My big huge Coffea is no more. Sort of. It always was multiple plants in the same pot, but the biggest one started dropping leaves and branches after it came in for the winter. Eventually I chopped off the top 5 feet / 1.5 m, give or take, but the leaves are still falling, just more slowly. I'm not sure what happened; my best guess is that having the plant sitting on the cold concrete floor of the plant room was too cold for too long. Though that wouldn't explain why the next-largest plant in that pot has done fine, and has added about a foot and a half (0.5 m) of new growth during the winter even though it was in the same soil.

The plant used to be slightly taller than the stake.

Possibly light was a problem too: the Coffea had been living in the northwest corner of the plant room, which was cold, but bright. It was too big to put back there this winter, though, so it wound up further from windows, getting a lot less light.

In any case. The plant is dead(-ish), but it lives on in spirit, because I'd harvested a ton of seeds from it before it died, and those seeds have been sprouting for a few weeks now. (The tiny first batch took 57 days before the first seed did something visible, the big second batch took less than 67 but I don't know how many exactly; the big third batch took 45 days, and I'm still waiting on the big fourth batch; so far it's taken about 44 days, so I should be seeing sprouts very soon.) I've been pulling seedlings out of the vermiculite and potting them into soil when I see the seed leaves, like this:

I've been putting three seedlings together per pot, and I'm already up to 26 pots, plus six pots from last year. It's theoretically possible, based on the number of seeds I harvested, that I could wind up with 150 Coffea plants at some point. I do like Coffea arabica a lot, and I never want seeds I start to fail, exactly, but in this particular instance I wouldn't mind if . . . fewer seeds succeeded than usual.


Elke Schwarzer said...

That was exactly the same with my coffee plant. It was three in the same pot and all but one died on me. The leaves were not falling off, just hanging there, drooping and looking really dead.
I hat to cut two of the three plants down, the third ist thriving.
Leave-shedding after getting the plants indoors in autumn is pretty normal, but this hanging-leaves problem definitely is not.

Laura @ Raise Your Garden said...


I have a coffee plant too.
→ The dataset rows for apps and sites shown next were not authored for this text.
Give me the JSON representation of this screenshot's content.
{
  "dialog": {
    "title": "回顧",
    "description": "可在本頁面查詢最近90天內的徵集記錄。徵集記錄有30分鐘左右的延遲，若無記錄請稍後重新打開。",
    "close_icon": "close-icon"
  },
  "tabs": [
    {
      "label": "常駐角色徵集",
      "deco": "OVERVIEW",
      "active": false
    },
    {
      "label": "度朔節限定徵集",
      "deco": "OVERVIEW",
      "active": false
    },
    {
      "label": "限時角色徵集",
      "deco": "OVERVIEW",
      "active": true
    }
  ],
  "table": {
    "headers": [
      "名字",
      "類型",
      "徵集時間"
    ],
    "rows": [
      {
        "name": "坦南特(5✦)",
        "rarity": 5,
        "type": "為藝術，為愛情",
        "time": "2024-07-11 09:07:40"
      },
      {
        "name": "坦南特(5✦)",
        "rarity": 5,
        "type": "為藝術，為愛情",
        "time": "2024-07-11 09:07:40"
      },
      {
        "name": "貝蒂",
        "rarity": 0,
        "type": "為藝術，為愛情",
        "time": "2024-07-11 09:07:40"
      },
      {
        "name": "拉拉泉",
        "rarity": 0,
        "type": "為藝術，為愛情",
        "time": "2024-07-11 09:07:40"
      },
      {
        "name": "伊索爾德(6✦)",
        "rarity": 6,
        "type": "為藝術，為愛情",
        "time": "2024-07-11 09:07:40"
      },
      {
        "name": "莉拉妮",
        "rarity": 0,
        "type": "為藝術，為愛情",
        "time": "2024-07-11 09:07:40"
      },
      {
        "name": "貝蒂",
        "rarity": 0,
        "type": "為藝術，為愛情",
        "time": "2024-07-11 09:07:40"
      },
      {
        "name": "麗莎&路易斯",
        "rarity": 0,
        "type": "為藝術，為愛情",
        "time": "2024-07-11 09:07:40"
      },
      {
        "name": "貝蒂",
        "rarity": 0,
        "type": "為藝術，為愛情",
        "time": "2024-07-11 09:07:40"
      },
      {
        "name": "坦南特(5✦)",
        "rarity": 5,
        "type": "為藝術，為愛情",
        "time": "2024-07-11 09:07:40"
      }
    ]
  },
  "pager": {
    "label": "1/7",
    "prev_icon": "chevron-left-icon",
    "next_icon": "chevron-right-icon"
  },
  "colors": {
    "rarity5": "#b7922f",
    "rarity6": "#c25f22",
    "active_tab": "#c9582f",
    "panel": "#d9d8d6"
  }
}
But my plant is only about 5 inches tall, still, I'm so proud of it!!!

I mean, I live in Buffalo, keep it in my sunniest window and basically do my best for it.
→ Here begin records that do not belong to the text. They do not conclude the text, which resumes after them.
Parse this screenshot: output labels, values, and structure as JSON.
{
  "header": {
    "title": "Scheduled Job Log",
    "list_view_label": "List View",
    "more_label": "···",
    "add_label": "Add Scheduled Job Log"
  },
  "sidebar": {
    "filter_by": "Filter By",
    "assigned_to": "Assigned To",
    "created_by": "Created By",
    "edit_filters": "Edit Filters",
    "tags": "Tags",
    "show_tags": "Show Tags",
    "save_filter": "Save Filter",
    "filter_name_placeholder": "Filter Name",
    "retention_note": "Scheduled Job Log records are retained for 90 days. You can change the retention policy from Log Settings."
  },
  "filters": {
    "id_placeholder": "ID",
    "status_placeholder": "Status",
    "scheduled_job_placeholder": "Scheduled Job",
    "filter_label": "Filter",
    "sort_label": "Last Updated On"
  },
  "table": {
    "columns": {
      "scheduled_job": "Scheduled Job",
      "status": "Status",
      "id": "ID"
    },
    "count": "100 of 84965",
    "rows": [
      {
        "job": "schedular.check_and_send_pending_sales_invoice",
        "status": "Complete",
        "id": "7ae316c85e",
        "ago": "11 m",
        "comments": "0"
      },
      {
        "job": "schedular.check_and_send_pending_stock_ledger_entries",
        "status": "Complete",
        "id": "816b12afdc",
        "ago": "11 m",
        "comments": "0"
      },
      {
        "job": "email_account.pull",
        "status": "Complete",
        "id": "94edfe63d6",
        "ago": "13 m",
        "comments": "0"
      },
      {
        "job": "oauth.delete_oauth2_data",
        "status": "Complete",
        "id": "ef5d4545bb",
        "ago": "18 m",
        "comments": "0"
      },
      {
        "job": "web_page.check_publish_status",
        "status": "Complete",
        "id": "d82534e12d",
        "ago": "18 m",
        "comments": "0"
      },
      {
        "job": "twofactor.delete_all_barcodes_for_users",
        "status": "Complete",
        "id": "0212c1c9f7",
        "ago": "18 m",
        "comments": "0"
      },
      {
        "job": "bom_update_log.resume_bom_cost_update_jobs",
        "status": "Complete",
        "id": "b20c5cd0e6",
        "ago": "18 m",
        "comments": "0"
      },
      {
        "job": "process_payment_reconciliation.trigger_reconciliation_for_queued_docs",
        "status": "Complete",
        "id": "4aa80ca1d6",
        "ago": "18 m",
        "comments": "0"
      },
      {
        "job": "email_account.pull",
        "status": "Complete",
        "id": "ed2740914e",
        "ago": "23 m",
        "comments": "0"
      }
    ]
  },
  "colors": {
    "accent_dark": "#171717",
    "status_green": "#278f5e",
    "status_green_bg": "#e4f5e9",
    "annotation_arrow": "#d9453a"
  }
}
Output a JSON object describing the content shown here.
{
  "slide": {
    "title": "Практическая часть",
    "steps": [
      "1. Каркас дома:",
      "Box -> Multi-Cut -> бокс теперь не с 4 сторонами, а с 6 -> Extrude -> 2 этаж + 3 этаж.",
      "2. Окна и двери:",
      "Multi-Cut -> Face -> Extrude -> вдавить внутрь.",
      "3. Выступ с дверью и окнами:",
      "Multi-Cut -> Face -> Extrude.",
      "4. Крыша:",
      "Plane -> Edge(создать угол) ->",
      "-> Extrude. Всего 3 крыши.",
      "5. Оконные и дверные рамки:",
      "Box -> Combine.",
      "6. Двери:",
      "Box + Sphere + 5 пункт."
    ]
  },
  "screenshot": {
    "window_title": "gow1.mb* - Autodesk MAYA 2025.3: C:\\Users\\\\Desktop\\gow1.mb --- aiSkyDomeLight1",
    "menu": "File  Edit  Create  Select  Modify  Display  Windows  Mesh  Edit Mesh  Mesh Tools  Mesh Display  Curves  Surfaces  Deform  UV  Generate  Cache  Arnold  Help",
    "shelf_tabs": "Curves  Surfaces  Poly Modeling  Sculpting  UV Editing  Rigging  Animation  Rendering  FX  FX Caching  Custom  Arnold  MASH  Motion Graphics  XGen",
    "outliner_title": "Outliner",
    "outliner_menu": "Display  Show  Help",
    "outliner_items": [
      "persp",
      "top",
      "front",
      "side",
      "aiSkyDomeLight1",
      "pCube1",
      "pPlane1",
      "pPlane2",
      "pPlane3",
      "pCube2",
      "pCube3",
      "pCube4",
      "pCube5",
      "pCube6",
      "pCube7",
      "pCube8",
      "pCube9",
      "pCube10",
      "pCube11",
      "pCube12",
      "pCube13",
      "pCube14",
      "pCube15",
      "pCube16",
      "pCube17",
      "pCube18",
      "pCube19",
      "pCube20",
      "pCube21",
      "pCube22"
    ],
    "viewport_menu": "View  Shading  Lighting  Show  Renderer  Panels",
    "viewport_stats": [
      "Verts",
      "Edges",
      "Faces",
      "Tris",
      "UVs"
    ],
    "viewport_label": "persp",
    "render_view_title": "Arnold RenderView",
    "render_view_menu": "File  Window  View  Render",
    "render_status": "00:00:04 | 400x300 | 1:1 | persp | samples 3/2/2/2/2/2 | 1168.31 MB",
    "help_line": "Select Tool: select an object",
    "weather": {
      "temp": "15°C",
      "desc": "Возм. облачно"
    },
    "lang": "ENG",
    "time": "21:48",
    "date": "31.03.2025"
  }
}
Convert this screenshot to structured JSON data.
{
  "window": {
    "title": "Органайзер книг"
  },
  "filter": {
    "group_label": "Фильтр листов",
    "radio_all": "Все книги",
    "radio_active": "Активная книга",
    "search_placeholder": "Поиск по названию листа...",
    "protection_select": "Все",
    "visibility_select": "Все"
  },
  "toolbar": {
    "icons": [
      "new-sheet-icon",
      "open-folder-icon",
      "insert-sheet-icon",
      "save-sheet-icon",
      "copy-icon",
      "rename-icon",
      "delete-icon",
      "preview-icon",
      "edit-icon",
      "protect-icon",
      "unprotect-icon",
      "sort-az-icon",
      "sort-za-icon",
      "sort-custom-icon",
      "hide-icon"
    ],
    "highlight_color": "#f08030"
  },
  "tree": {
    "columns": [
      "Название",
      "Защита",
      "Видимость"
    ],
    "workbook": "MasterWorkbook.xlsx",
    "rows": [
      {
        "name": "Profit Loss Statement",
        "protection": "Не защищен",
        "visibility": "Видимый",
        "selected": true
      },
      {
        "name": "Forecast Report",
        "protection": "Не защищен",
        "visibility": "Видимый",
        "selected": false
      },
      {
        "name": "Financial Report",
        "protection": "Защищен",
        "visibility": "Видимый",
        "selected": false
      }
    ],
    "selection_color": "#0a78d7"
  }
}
Then, my mother comes over. She gave me the plant in the first place and always complains it never has enough water. But I thought these plants liked to dry out a bit and then get deluged with water?!? Help! We don't have coffee plants in Buffalo, so I need all the help I can get!
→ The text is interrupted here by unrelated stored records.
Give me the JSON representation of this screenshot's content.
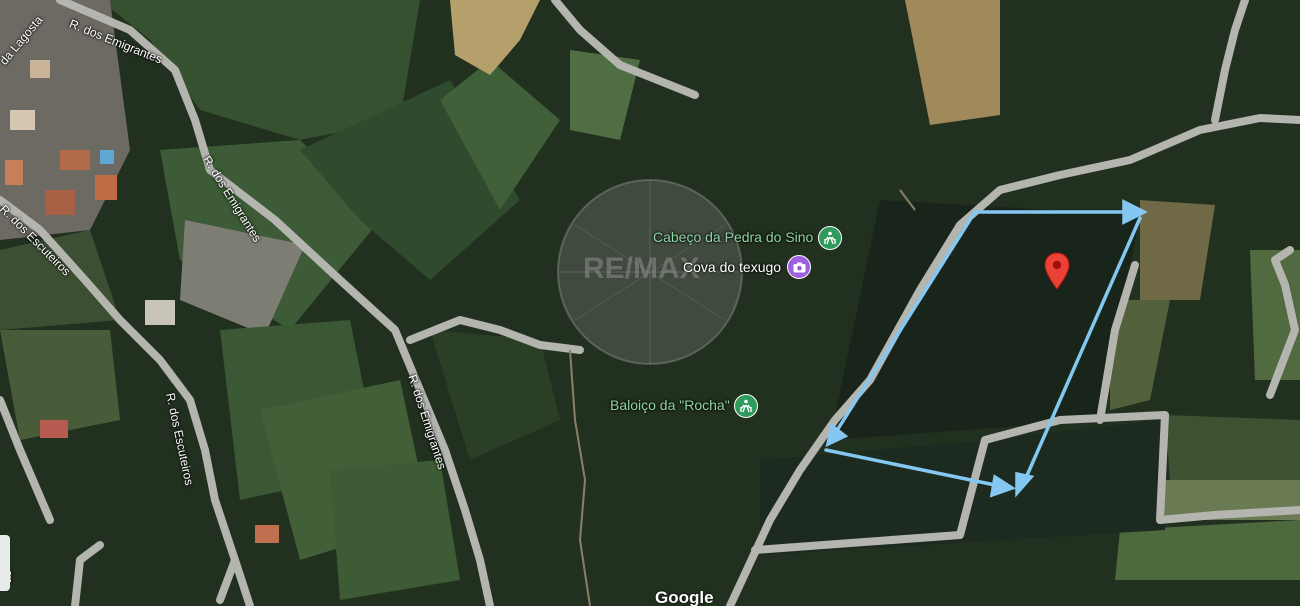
{
  "map": {
    "streets": {
      "lagosta": "da Lagosta",
      "emigrantes_top": "R. dos Emigrantes",
      "emigrantes_mid": "R. dos Emigrantes",
      "emigrantes_low": "R. dos Emigrantes",
      "escuteiros_top": "R. dos Escuteiros",
      "escuteiros_low": "R. dos Escuteiros",
      "las": "as"
    },
    "pois": {
      "cabeco": "Cabeço da Pedra do Sino",
      "cova": "Cova do texugo",
      "baloico": "Baloiço da \"Rocha\""
    },
    "watermark_text": "RE/MAX",
    "attribution": "Google"
  },
  "colors": {
    "forest": "#1f2b1c",
    "field": "#3a5a35",
    "road": "#b5b5b0",
    "arrow": "#84c8f2",
    "marker": "#ea4335",
    "poi_green_text": "#8fd4a3",
    "poi_badge_green": "#2f9a5b",
    "poi_badge_purple": "#a05ee0"
  },
  "icons": {
    "marker": "map-marker-icon",
    "hiking": "hiking-icon",
    "camera": "camera-icon"
  }
}
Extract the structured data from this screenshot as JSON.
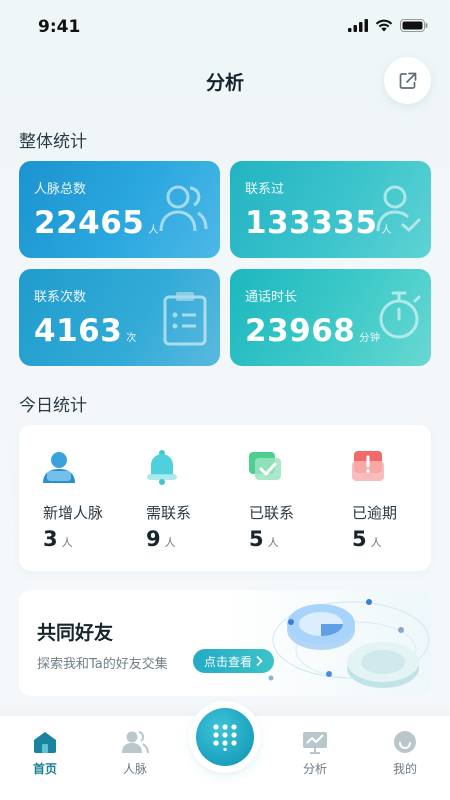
{
  "status": {
    "time": "9:41"
  },
  "header": {
    "title": "分析"
  },
  "overall": {
    "title": "整体统计",
    "cards": [
      {
        "label": "人脉总数",
        "value": "22465",
        "unit": "人",
        "icon": "people-icon"
      },
      {
        "label": "联系过",
        "value": "133335",
        "unit": "人",
        "icon": "person-check-icon"
      },
      {
        "label": "联系次数",
        "value": "4163",
        "unit": "次",
        "icon": "clipboard-icon"
      },
      {
        "label": "通话时长",
        "value": "23968",
        "unit": "分钟",
        "icon": "stopwatch-icon"
      }
    ]
  },
  "today": {
    "title": "今日统计",
    "items": [
      {
        "label": "新增人脉",
        "value": "3",
        "unit": "人",
        "icon": "new-person-icon"
      },
      {
        "label": "需联系",
        "value": "9",
        "unit": "人",
        "icon": "bell-icon"
      },
      {
        "label": "已联系",
        "value": "5",
        "unit": "人",
        "icon": "message-check-icon"
      },
      {
        "label": "已逾期",
        "value": "5",
        "unit": "人",
        "icon": "overdue-icon"
      }
    ]
  },
  "friends": {
    "title": "共同好友",
    "subtitle": "探索我和Ta的好友交集",
    "button": "点击查看"
  },
  "nav": {
    "items": [
      {
        "label": "首页",
        "icon": "home-icon"
      },
      {
        "label": "人脉",
        "icon": "contacts-icon"
      },
      {
        "label": "分析",
        "icon": "analysis-icon"
      },
      {
        "label": "我的",
        "icon": "smiley-icon"
      }
    ],
    "center_icon": "dialpad-icon"
  },
  "colors": {
    "accent": "#1a9fbf",
    "card_blue": "#2ba8df",
    "card_teal": "#3cc4cc"
  }
}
And...is there any hope for coffee beans for me or not? I would love to think I'd get a few coffee beans if I keep nurturing my plant. Wish I could send a pic to get a full evaluation but I'm not that great with technology. Great post! Thanks!

mr_subjunctive said...

Laura @ Raise Your Garden:

Well, it's complicated.

Your mom's not wrong. They do like a lot of water. That said, if you're watering before the leaves droop, and the plant seems to be doing fine (leaves are solid green, not dropping lots of leaves at once, producing steady new growth), you probably don't need to change anything.

You don't usually see flowers until the plant is about 4-5 years old (at about 4-5 feet tall); once you start seeing flowers, berries are pretty much inevitable. If your plant is only about 5 inches tall, then either you've only had it a short time and it's about 4-6 months old, or it's potbound and should be moved up to a slightly larger pot. (I up-pot my plants about every year, year and a half.)